A. Uhlmann: Quantum information transfer from one system to another one (see also [B19])

There is a one-to-one correspondence between the vectors of a bipartite system with Hilbert space ${\cal H}={\cal H}_a\otimes{\cal H}_b$ and the anti-linear Hilbert-Schmidt mappings from ${\cal H}_a$ into ${\cal H}_b$. These maps are induced by a von Neumann measurement (or another intervention) in one of its subsystems, say in the a-system, and they describe what is known as EPR-effect, (``EPR'' in honour of Einstein, Podolski and Rosen): Because a measurement in a physical system, here ${\cal H}_a$, is preparing a new state in every larger system, here ${\cal H}$, it enforces, generically, a state change in every sybsystem of the larger one, i.e., in the case at hand, in ${\cal H}_b$.

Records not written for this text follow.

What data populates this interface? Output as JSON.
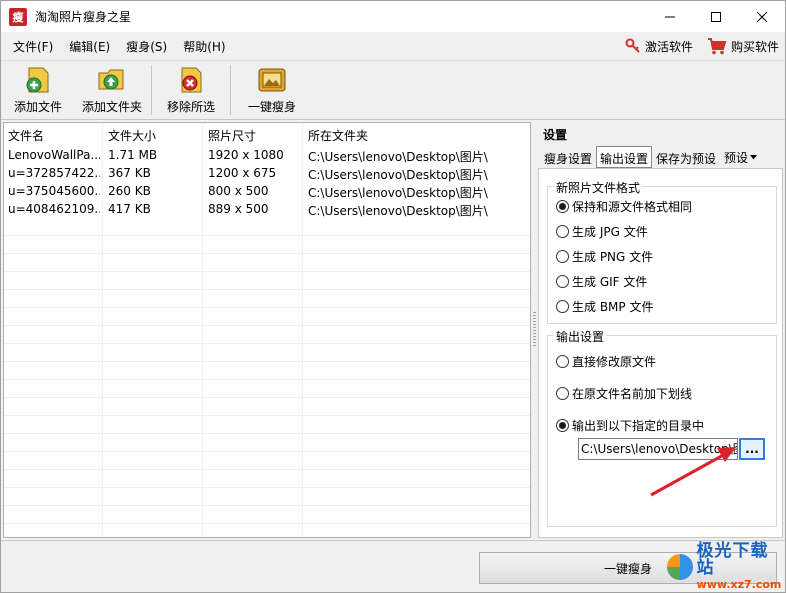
{
  "window": {
    "app_icon_char": "瘦",
    "title": "淘淘照片瘦身之星",
    "controls": [
      "minimize",
      "maximize",
      "close"
    ]
  },
  "menu": {
    "items": [
      "文件(F)",
      "编辑(E)",
      "瘦身(S)",
      "帮助(H)"
    ],
    "activate": "激活软件",
    "buy": "购买软件"
  },
  "toolbar": {
    "add_file": "添加文件",
    "add_folder": "添加文件夹",
    "remove_selected": "移除所选",
    "one_click": "一键瘦身"
  },
  "file_list": {
    "columns": [
      "文件名",
      "文件大小",
      "照片尺寸",
      "所在文件夹"
    ],
    "rows": [
      [
        "LenovoWallPa...",
        "1.71 MB",
        "1920 x 1080",
        "C:\\Users\\lenovo\\Desktop\\图片\\"
      ],
      [
        "u=372857422...",
        "367 KB",
        "1200 x 675",
        "C:\\Users\\lenovo\\Desktop\\图片\\"
      ],
      [
        "u=375045600...",
        "260 KB",
        "800 x 500",
        "C:\\Users\\lenovo\\Desktop\\图片\\"
      ],
      [
        "u=408462109...",
        "417 KB",
        "889 x 500",
        "C:\\Users\\lenovo\\Desktop\\图片\\"
      ]
    ]
  },
  "settings": {
    "title": "设置",
    "tabs": [
      "瘦身设置",
      "输出设置",
      "保存为预设",
      "预设"
    ],
    "active_tab": "输出设置",
    "format_group": {
      "label": "新照片文件格式",
      "options": [
        "保持和源文件格式相同",
        "生成 JPG 文件",
        "生成 PNG 文件",
        "生成 GIF 文件",
        "生成 BMP 文件"
      ],
      "selected_index": 0
    },
    "output_group": {
      "label": "输出设置",
      "options": [
        "直接修改原文件",
        "在原文件名前加下划线",
        "输出到以下指定的目录中"
      ],
      "selected_index": 2,
      "path_value": "C:\\Users\\lenovo\\Desktop\\图片",
      "browse_label": "..."
    }
  },
  "bottom": {
    "run_button": "一键瘦身"
  },
  "watermark": {
    "title": "极光下载站",
    "url": "www.xz7.com"
  },
  "colors": {
    "annotation_arrow": "#d9232a",
    "focus_blue": "#2b7de0"
  }
}
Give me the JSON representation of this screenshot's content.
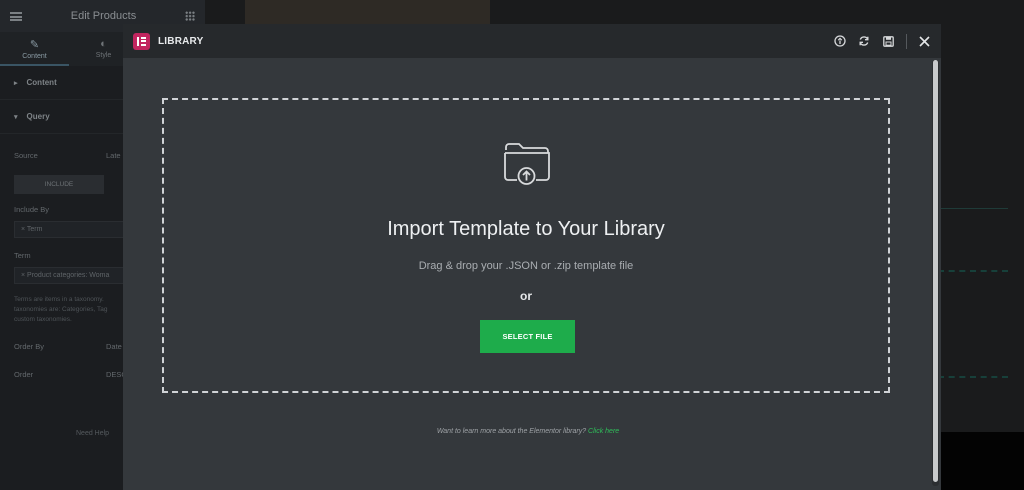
{
  "panel": {
    "title": "Edit Products",
    "tabs": [
      {
        "label": "Content",
        "icon": "pencil-icon"
      },
      {
        "label": "Style",
        "icon": "contrast-icon"
      }
    ],
    "sections": [
      "Content",
      "Query"
    ],
    "source_label": "Source",
    "source_value": "Late",
    "include_tab": "INCLUDE",
    "include_by_label": "Include By",
    "include_by_value": "× Term",
    "term_label": "Term",
    "term_value": "× Product categories: Woma",
    "hint_text": "Terms are items in a taxonomy. taxonomies are: Categories, Tag custom taxonomies.",
    "order_by_label": "Order By",
    "order_by_value": "Date",
    "order_label": "Order",
    "order_value": "DESC",
    "need_help": "Need Help"
  },
  "modal": {
    "title": "LIBRARY",
    "header_icons": [
      "info-icon",
      "sync-icon",
      "save-icon",
      "close-icon"
    ],
    "dropzone": {
      "icon": "folder-upload-icon",
      "title": "Import Template to Your Library",
      "subtitle": "Drag & drop your .JSON or .zip template file",
      "or": "or",
      "button": "SELECT FILE"
    },
    "footer": {
      "text": "Want to learn more about the Elementor library?",
      "link": "Click here"
    }
  },
  "colors": {
    "accent_green": "#1eac4b",
    "logo_pink": "#c2255f",
    "modal_bg": "#34383c"
  }
}
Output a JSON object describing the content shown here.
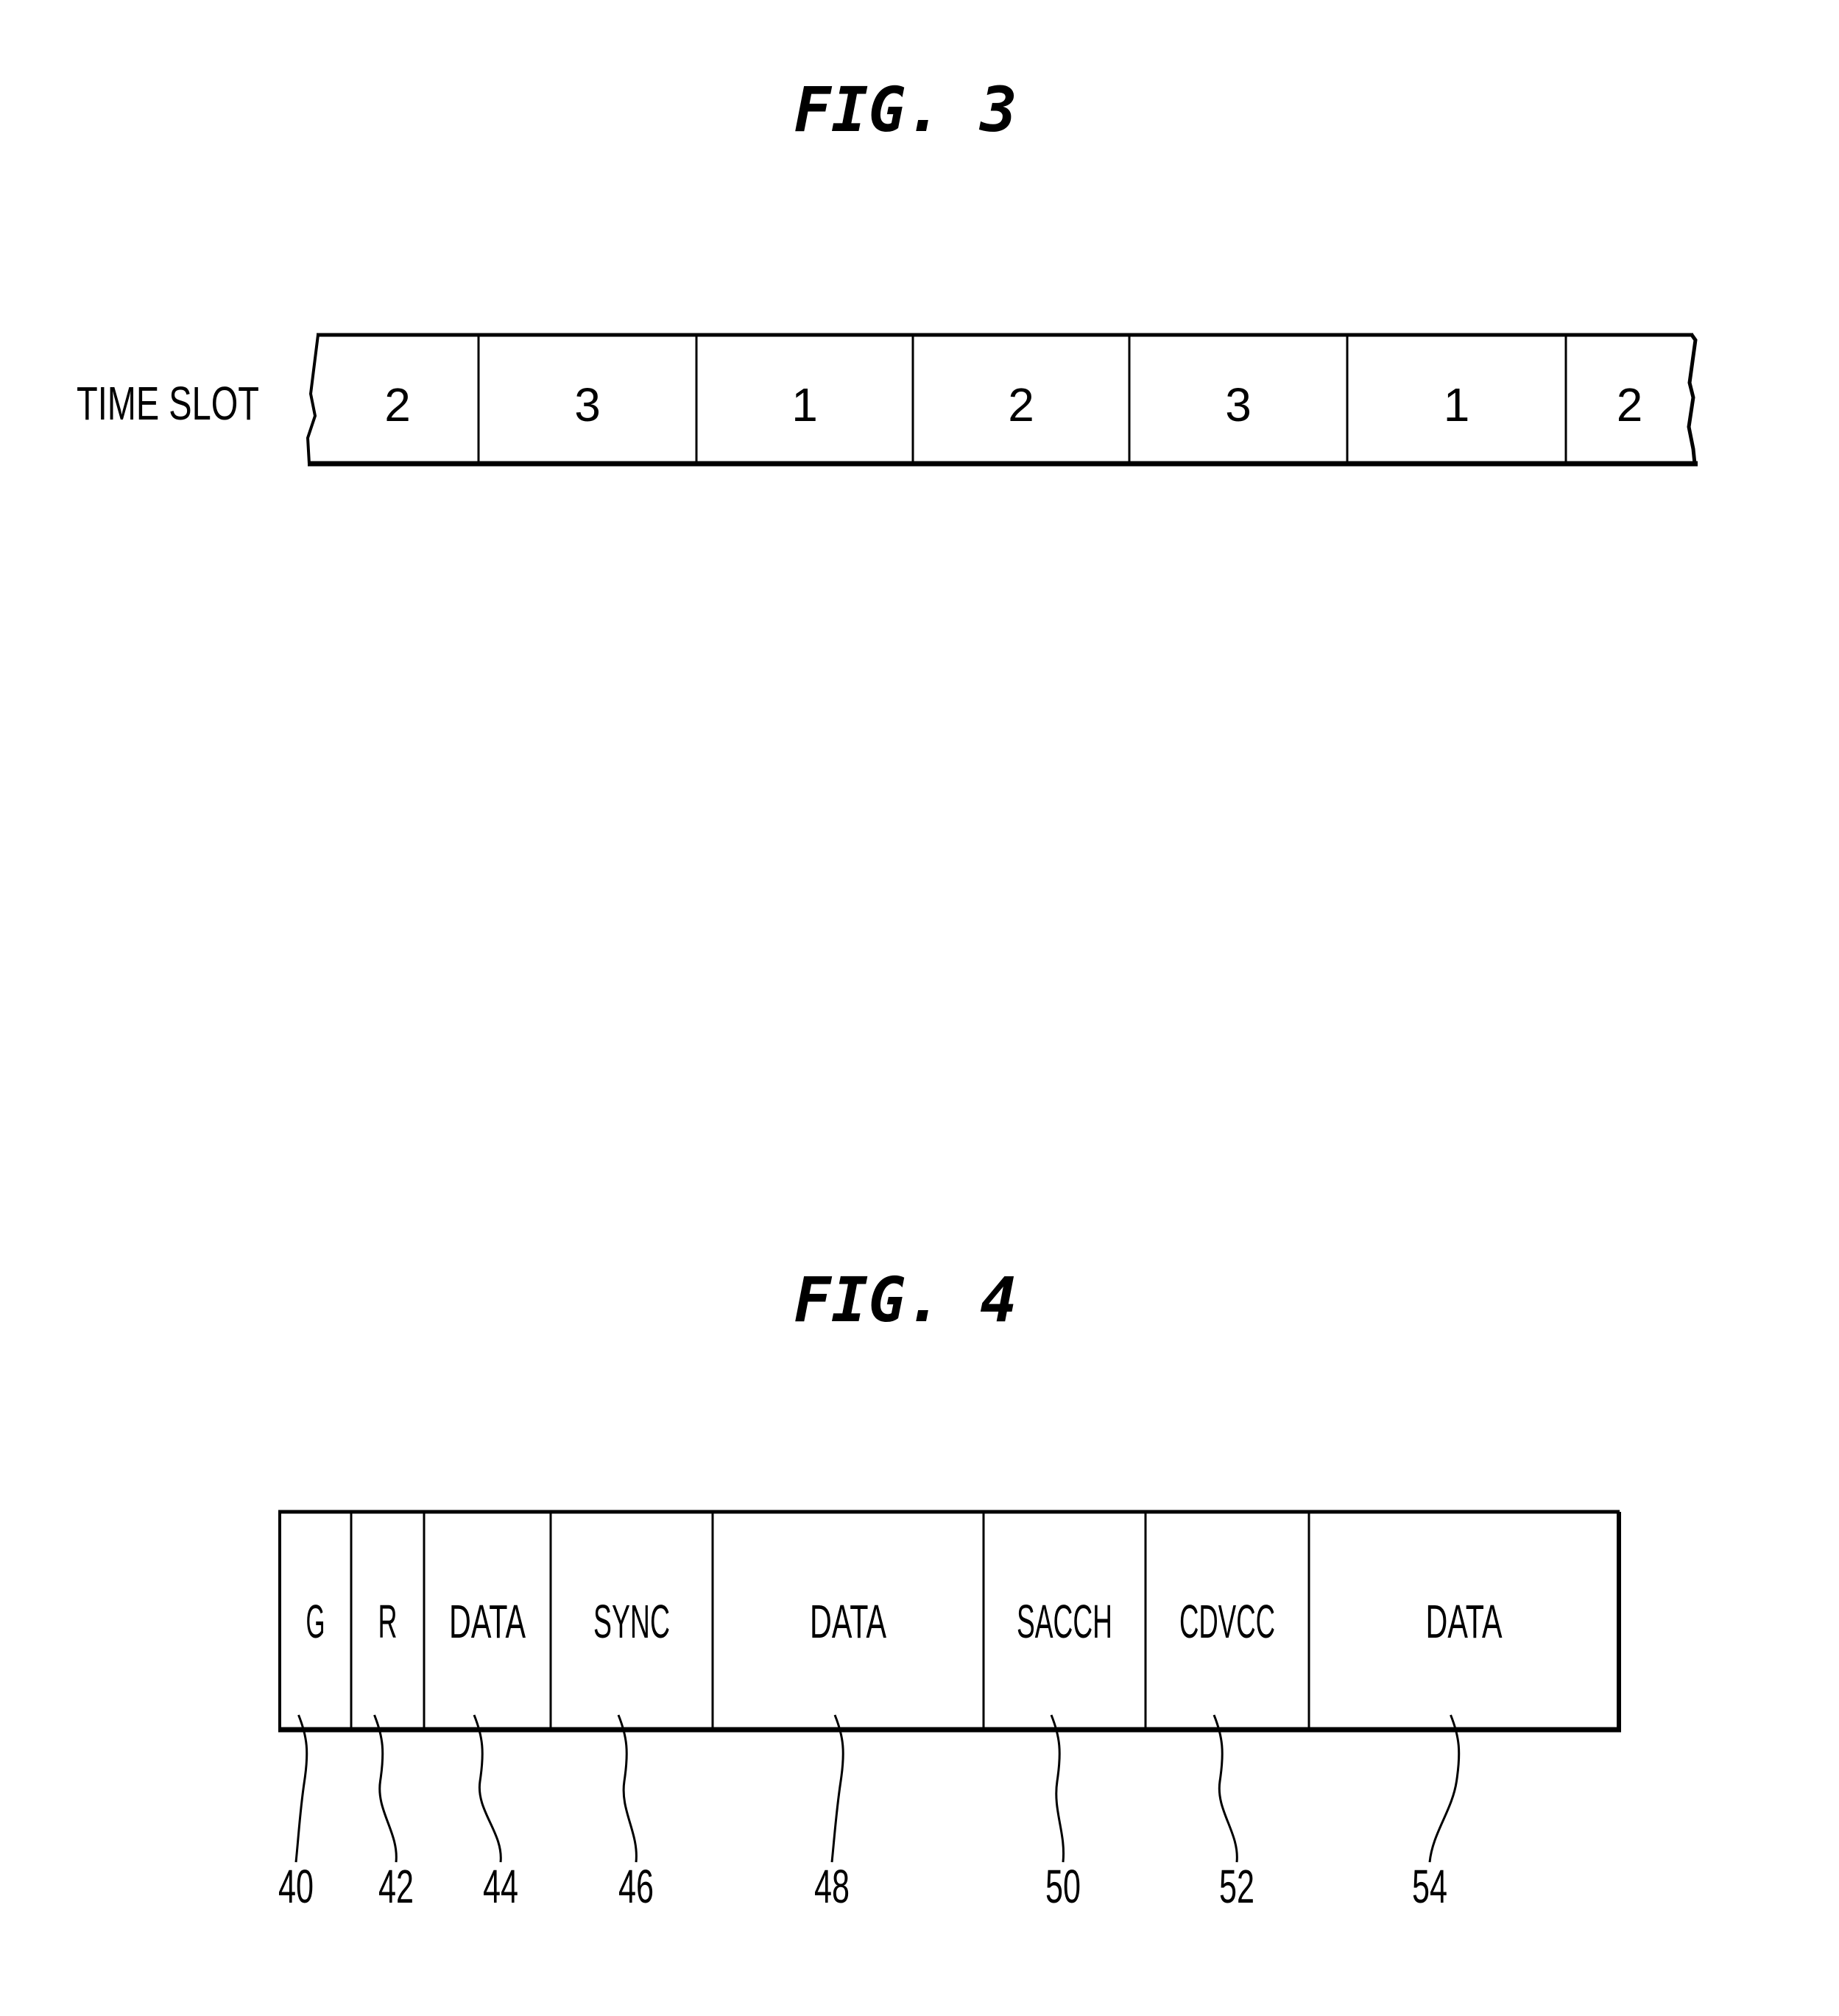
{
  "fig3": {
    "title": "FIG. 3",
    "row_label": "TIME SLOT",
    "slots": [
      "2",
      "3",
      "1",
      "2",
      "3",
      "1",
      "2"
    ]
  },
  "fig4": {
    "title": "FIG. 4",
    "fields": [
      {
        "label": "G",
        "ref": "40"
      },
      {
        "label": "R",
        "ref": "42"
      },
      {
        "label": "DATA",
        "ref": "44"
      },
      {
        "label": "SYNC",
        "ref": "46"
      },
      {
        "label": "DATA",
        "ref": "48"
      },
      {
        "label": "SACCH",
        "ref": "50"
      },
      {
        "label": "CDVCC",
        "ref": "52"
      },
      {
        "label": "DATA",
        "ref": "54"
      }
    ]
  }
}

Quantum teleportation in a 3-partite system ${\cal H}_a\otimes{\cal H}_b\otimes{\cal H}_c$ transports vectors from the a-system to the c-system according to a composition of two of these anti-linear maps: One map, from $b$ to $c$, is due to a vector of ${\cal H}_b\otimes{\cal H}_c$, the so-called ancillary vector. The other one, from $a$ to $b$, comes from a measurement in ${\cal H}_a\otimes{\cal H}_b$, terminating, with a certain probability, in a vector of ${\cal H}_a\otimes{\cal H}_b$.

Using the composition law it becomes straightforward to consider quantum teleportation within a $(2m+1)$-partite system ${\cal H}_a\otimes{\cal H}_2\otimes\dots$ by distributed measurements in its (1,2)-, (3,4)-,$\dots$ parts, while the ancillary states are chosen in its (2,3)-, (4,5)-,$\dots$ subsystems.

Similarly one can handle EPR-effects with distributed measurements in 2m-partite systems.

There are some remarkable bridges of the formalism to the Tomita-Takesaki theory in its simplest version, i.e. for type I factors.

I. Wegener: On the complexity of black-box search

In the classical algorithmic scenario it is assumed that an algorithm is designed for a specific problem and can use the full knowledge of the problem instance. General randomized search heuristics like simulated annealing and evolutionary algorithms work in the same way for different problems and get knowledge on the problem instance $f : S\to \mathbb{R}$ only via the answers $f (a)$ to queries $a\in S$. A scenario called black-box optimization is presented for this situation. Yao's minimax principle is applied to prove lower bounds on the black-box complexity of some classes of functions.

R. Wilmink: On quantum broadcast channels

Quantum information-theoretic models of secret source-sharing are developed using a general LOCC scheme, i.e. a protocol involving only local operations and classical communication. This is in order to generate a common random key from a shared quantum state at two terminals without allowing an eavesdropper to obtain information about this key. Coding theorems for special separable states are obtained, and bounds to secret key capacity are also derived for more general quantum source states and other models later. In order to prove results for secret source-sharing schemes with a quantum source state also shared with a wiretapper, multi-user systems are studied and the capacity region for the degraded quantum broadcast channel is started to be determined. Using the results of the foregoing chapters, a sufficient bound on the error rate for unconditional security of the BB84 quantum key distribution protocol is proved.

T. Helleseth and V. Zinoviev: On Goethals codes and Kloosterman sums over $GF(2^m)$

Finding the coset weight distribution of the $Z_4$-linear Goethals codes is connected with solving of the nonlinear system of equations over the Galois Field $GF(2^m)$. Solving this system of equations, we express the number of solutions to this system in terms of Kloosterman sums over the Galois field $GF(2^m)$. Using some natural properties of solutions to this system we obtain some new limitations for possible values of these sums. In particular, we find new identities for Kloosterman sums over $GF(2^m)$.